Data for this exercise ->

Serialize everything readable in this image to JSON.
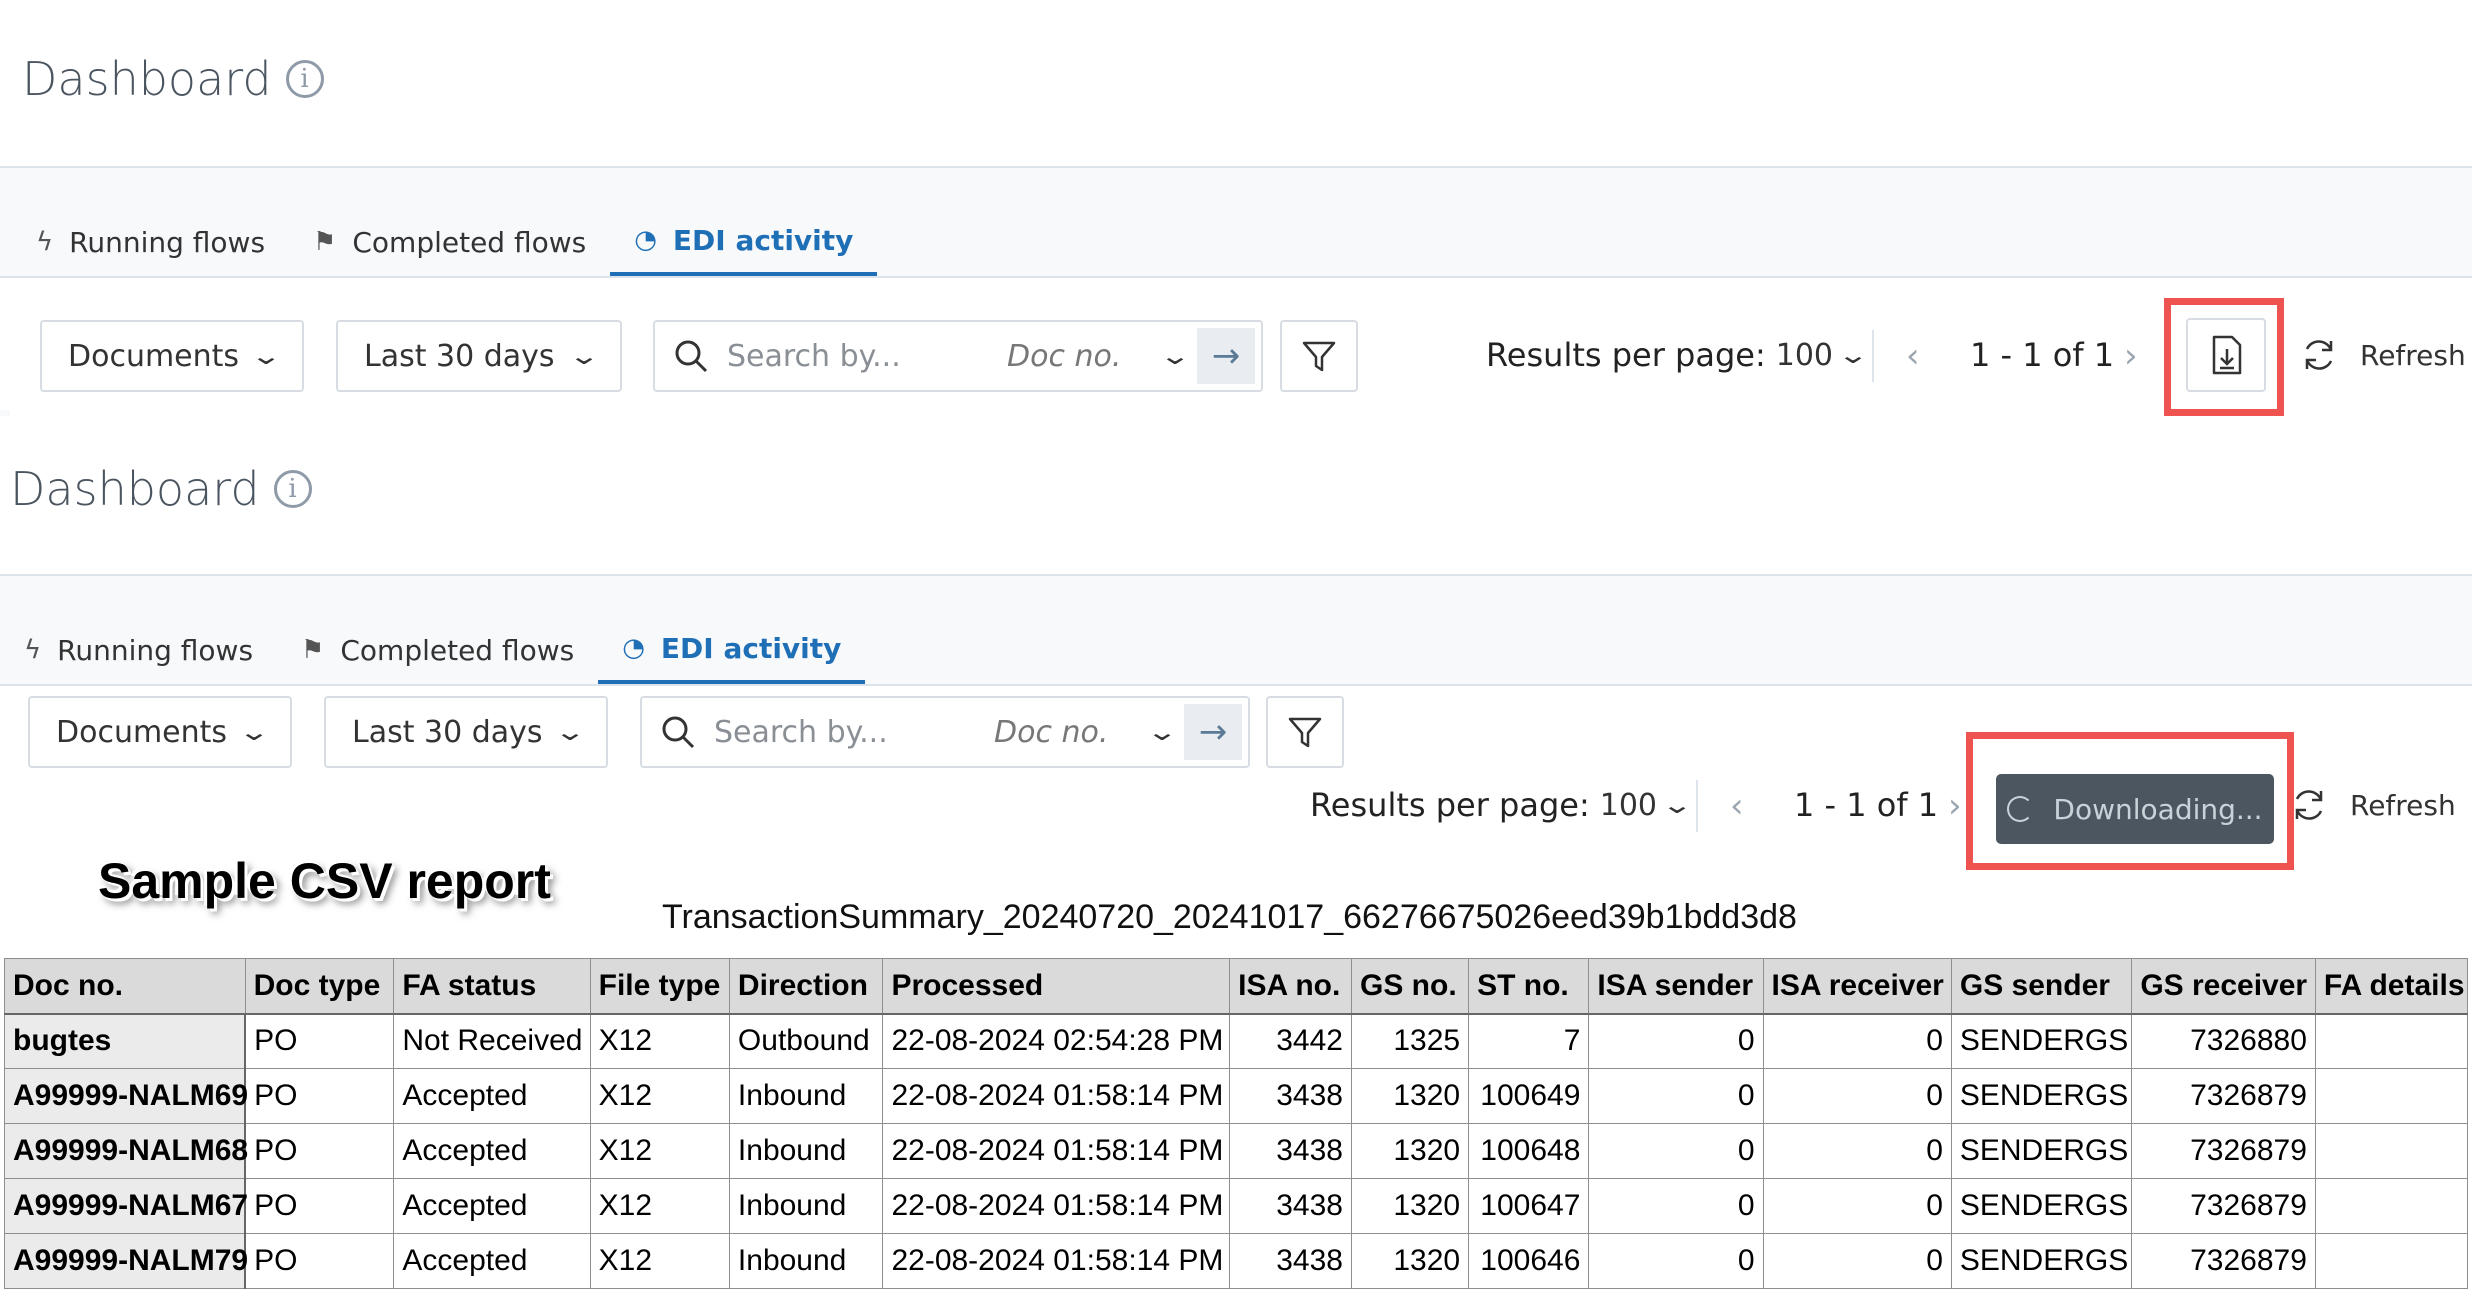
{
  "page": {
    "title": "Dashboard",
    "info_icon": "info-icon"
  },
  "tabs": [
    {
      "label": "Running flows",
      "icon": "bolt-icon"
    },
    {
      "label": "Completed flows",
      "icon": "flag-icon"
    },
    {
      "label": "EDI activity",
      "icon": "clock-icon",
      "active": true
    }
  ],
  "toolbar": {
    "documents_label": "Documents",
    "range_label": "Last 30 days",
    "search_placeholder": "Search by...",
    "search_field": "Doc no.",
    "results_per_page_label": "Results per page:",
    "results_per_page_value": "100",
    "pagination": "1 - 1 of 1",
    "refresh_label": "Refresh",
    "downloading_label": "Downloading..."
  },
  "annotation": {
    "sample_label": "Sample CSV report",
    "report_title": "TransactionSummary_20240720_20241017_66276675026eed39b1bdd3d8"
  },
  "colors": {
    "accent": "#1f6fb7",
    "highlight": "#ef5350",
    "downloading_bg": "#4c5661"
  },
  "report": {
    "columns": [
      "Doc no.",
      "Doc type",
      "FA status",
      "File type",
      "Direction",
      "Processed",
      "ISA no.",
      "GS no.",
      "ST no.",
      "ISA sender",
      "ISA receiver",
      "GS sender",
      "GS receiver",
      "FA details"
    ],
    "rows": [
      [
        "bugtes",
        "PO",
        "Not Received",
        "X12",
        "Outbound",
        "22-08-2024 02:54:28 PM",
        "3442",
        "1325",
        "7",
        "0",
        "0",
        "SENDERGS",
        "7326880",
        ""
      ],
      [
        "A99999-NALM69",
        "PO",
        "Accepted",
        "X12",
        "Inbound",
        "22-08-2024 01:58:14 PM",
        "3438",
        "1320",
        "100649",
        "0",
        "0",
        "SENDERGS",
        "7326879",
        ""
      ],
      [
        "A99999-NALM68",
        "PO",
        "Accepted",
        "X12",
        "Inbound",
        "22-08-2024 01:58:14 PM",
        "3438",
        "1320",
        "100648",
        "0",
        "0",
        "SENDERGS",
        "7326879",
        ""
      ],
      [
        "A99999-NALM67",
        "PO",
        "Accepted",
        "X12",
        "Inbound",
        "22-08-2024 01:58:14 PM",
        "3438",
        "1320",
        "100647",
        "0",
        "0",
        "SENDERGS",
        "7326879",
        ""
      ],
      [
        "A99999-NALM79",
        "PO",
        "Accepted",
        "X12",
        "Inbound",
        "22-08-2024 01:58:14 PM",
        "3438",
        "1320",
        "100646",
        "0",
        "0",
        "SENDERGS",
        "7326879",
        ""
      ]
    ]
  }
}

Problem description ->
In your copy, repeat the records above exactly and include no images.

Solution ->
Serialize everything readable in this image to JSON.
{
  "page": {
    "title": "Dashboard",
    "info_icon": "info-icon"
  },
  "tabs": [
    {
      "label": "Running flows",
      "icon": "bolt-icon"
    },
    {
      "label": "Completed flows",
      "icon": "flag-icon"
    },
    {
      "label": "EDI activity",
      "icon": "clock-icon",
      "active": true
    }
  ],
  "toolbar": {
    "documents_label": "Documents",
    "range_label": "Last 30 days",
    "search_placeholder": "Search by...",
    "search_field": "Doc no.",
    "results_per_page_label": "Results per page:",
    "results_per_page_value": "100",
    "pagination": "1 - 1 of 1",
    "refresh_label": "Refresh",
    "downloading_label": "Downloading..."
  },
  "annotation": {
    "sample_label": "Sample CSV report",
    "report_title": "TransactionSummary_20240720_20241017_66276675026eed39b1bdd3d8"
  },
  "colors": {
    "accent": "#1f6fb7",
    "highlight": "#ef5350",
    "downloading_bg": "#4c5661"
  },
  "report": {
    "columns": [
      "Doc no.",
      "Doc type",
      "FA status",
      "File type",
      "Direction",
      "Processed",
      "ISA no.",
      "GS no.",
      "ST no.",
      "ISA sender",
      "ISA receiver",
      "GS sender",
      "GS receiver",
      "FA details"
    ],
    "rows": [
      [
        "bugtes",
        "PO",
        "Not Received",
        "X12",
        "Outbound",
        "22-08-2024 02:54:28 PM",
        "3442",
        "1325",
        "7",
        "0",
        "0",
        "SENDERGS",
        "7326880",
        ""
      ],
      [
        "A99999-NALM69",
        "PO",
        "Accepted",
        "X12",
        "Inbound",
        "22-08-2024 01:58:14 PM",
        "3438",
        "1320",
        "100649",
        "0",
        "0",
        "SENDERGS",
        "7326879",
        ""
      ],
      [
        "A99999-NALM68",
        "PO",
        "Accepted",
        "X12",
        "Inbound",
        "22-08-2024 01:58:14 PM",
        "3438",
        "1320",
        "100648",
        "0",
        "0",
        "SENDERGS",
        "7326879",
        ""
      ],
      [
        "A99999-NALM67",
        "PO",
        "Accepted",
        "X12",
        "Inbound",
        "22-08-2024 01:58:14 PM",
        "3438",
        "1320",
        "100647",
        "0",
        "0",
        "SENDERGS",
        "7326879",
        ""
      ],
      [
        "A99999-NALM79",
        "PO",
        "Accepted",
        "X12",
        "Inbound",
        "22-08-2024 01:58:14 PM",
        "3438",
        "1320",
        "100646",
        "0",
        "0",
        "SENDERGS",
        "7326879",
        ""
      ]
    ]
  }
}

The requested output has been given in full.